Yankees pitching coach Larry Rothschild.

By Brendan Kuty

NEW YORK — Masahiro Tanaka looked strong in his first time back with the Yankees since partially tearing the ulnar collateral ligament in his right elbow.

Tanaka lasted 5 1/3 innings, throwing 70 pitches while surrendering just a run on five hits and a hit batter. he walked no one and struck out four.

Here were Yankees pitching coach Larry Rothschild’s main takeaways from Tanaka’s outing:

No restraint: Tanaka didn’t appear to hold anything back, Rothschild said, which is a good sign. “He just went after it, the way you’re used to seeing him do,” the coach said.

Tanaka gave up a pair of hits to lead off the game and left the frame down, 1-0. Still, Rothschild said, Tanaka’s resolve didn’t waiver.

“It had been bothering him that he hadn’t been out there in a while,” the coach said. “He just has complete confidence in what he’s doing. Everything else follows suit.”

Tanaka appeared tentative for most of his most recent intense work — a 65-pitch simulated game in Tampa Friday. But, Rothschild said, that hesitation was gone Sunday.
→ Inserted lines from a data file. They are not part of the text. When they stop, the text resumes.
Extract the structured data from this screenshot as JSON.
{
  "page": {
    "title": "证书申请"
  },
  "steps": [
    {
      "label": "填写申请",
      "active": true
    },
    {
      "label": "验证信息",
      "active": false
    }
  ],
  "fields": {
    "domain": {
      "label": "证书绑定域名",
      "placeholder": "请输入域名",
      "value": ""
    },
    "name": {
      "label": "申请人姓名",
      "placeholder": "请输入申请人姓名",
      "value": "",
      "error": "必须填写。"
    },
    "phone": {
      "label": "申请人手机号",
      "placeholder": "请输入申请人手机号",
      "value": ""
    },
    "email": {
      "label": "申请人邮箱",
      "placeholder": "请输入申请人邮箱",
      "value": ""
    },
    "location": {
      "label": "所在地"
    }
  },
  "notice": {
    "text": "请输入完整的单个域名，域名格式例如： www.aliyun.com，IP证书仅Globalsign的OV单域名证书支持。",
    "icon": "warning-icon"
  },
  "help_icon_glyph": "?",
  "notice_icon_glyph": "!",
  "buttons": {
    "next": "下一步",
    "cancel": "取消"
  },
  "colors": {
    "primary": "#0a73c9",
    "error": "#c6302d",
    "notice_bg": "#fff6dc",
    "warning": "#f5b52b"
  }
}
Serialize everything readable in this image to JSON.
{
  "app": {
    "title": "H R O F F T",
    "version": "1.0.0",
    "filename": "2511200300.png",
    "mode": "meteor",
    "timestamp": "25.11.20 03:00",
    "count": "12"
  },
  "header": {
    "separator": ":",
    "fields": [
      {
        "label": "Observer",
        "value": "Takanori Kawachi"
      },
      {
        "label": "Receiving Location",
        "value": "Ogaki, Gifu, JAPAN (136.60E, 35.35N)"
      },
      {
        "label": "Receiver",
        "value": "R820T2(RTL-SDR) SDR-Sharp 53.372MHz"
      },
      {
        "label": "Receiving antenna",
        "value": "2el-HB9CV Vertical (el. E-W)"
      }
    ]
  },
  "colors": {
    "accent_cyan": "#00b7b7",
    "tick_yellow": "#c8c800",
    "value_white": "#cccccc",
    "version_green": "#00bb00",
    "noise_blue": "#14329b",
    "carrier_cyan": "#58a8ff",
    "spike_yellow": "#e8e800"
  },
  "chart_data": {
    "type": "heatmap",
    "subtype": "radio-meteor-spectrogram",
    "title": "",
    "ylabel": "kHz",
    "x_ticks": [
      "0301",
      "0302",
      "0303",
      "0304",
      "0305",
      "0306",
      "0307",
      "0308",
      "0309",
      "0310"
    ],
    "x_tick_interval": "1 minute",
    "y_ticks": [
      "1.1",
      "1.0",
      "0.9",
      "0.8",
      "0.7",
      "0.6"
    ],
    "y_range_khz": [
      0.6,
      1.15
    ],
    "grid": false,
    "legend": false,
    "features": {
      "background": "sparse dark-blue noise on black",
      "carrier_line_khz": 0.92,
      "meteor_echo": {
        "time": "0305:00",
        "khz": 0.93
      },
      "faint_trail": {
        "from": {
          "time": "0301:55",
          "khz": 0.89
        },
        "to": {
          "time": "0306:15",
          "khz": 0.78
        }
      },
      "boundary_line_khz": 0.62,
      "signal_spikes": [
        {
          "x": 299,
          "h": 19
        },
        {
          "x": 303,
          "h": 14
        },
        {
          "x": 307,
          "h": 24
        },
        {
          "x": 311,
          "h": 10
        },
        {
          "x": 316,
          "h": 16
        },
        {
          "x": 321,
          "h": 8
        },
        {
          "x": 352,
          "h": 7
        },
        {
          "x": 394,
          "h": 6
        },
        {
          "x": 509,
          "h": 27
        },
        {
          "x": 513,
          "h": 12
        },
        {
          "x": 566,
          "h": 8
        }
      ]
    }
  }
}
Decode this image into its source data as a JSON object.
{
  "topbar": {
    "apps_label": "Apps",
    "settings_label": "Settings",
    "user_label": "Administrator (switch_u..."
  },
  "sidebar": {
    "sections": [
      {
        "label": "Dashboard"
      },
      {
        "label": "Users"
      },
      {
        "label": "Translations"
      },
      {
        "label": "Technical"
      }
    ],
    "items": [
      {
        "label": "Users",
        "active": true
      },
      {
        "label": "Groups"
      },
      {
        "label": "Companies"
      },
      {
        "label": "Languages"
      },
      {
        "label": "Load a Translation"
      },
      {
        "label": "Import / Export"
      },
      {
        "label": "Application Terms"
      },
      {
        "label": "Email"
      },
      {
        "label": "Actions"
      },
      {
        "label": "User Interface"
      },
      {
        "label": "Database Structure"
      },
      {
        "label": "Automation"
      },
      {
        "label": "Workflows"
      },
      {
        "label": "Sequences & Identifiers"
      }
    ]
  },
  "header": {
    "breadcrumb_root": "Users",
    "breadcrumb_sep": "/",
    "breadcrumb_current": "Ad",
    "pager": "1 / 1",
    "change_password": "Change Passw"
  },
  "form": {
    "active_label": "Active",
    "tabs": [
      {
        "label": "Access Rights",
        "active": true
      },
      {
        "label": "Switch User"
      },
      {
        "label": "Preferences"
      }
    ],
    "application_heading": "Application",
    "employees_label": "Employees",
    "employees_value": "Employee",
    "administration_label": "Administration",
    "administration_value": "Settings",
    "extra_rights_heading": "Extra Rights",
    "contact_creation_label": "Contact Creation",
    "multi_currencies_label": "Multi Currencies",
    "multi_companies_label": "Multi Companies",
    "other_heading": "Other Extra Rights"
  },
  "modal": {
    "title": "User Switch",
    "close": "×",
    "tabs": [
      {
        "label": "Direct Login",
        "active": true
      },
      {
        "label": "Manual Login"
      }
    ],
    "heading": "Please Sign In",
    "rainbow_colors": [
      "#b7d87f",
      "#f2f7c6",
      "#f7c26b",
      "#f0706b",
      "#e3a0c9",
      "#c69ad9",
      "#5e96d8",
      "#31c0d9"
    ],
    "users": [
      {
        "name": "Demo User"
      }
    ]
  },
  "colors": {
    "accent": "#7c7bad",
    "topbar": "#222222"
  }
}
“In the sim games he tried to pace himself just to stick his toe in the water to see what it’s going to be like,” the coach said. “And as he felt that it was going to be OK he pushed it a little bit more.”

No scalpel … yet: Rothschild said Tanaka’s start was a “step in the right direction.” He means a step away from the operating table.

If Tanaka can’t pitch with the tear — these things don’t heal on their own — he’ll need Tommy John surgery, which the Yankees desperately want to avoid giving their $175-million investment for at least two main reasons: It would sideline Tanaka for between 12 and 18 months, and there’s no guarantee he’d return the same pitcher, though the procedure’s success rate has gone up in recent years.

No more tests, either: An MRI revealed the initial tear in Tanaka’s elbow.And while it might sound like it makes sense to give him another to see whether the ligament has been damaged more, Rothschild said otherwise.

“Absolutely not,” the coach said. “If you start analyzing every little bit, it doesn’t do any good. If he’s going to be OK, he’ll be OK. If not, he’ll feel it.”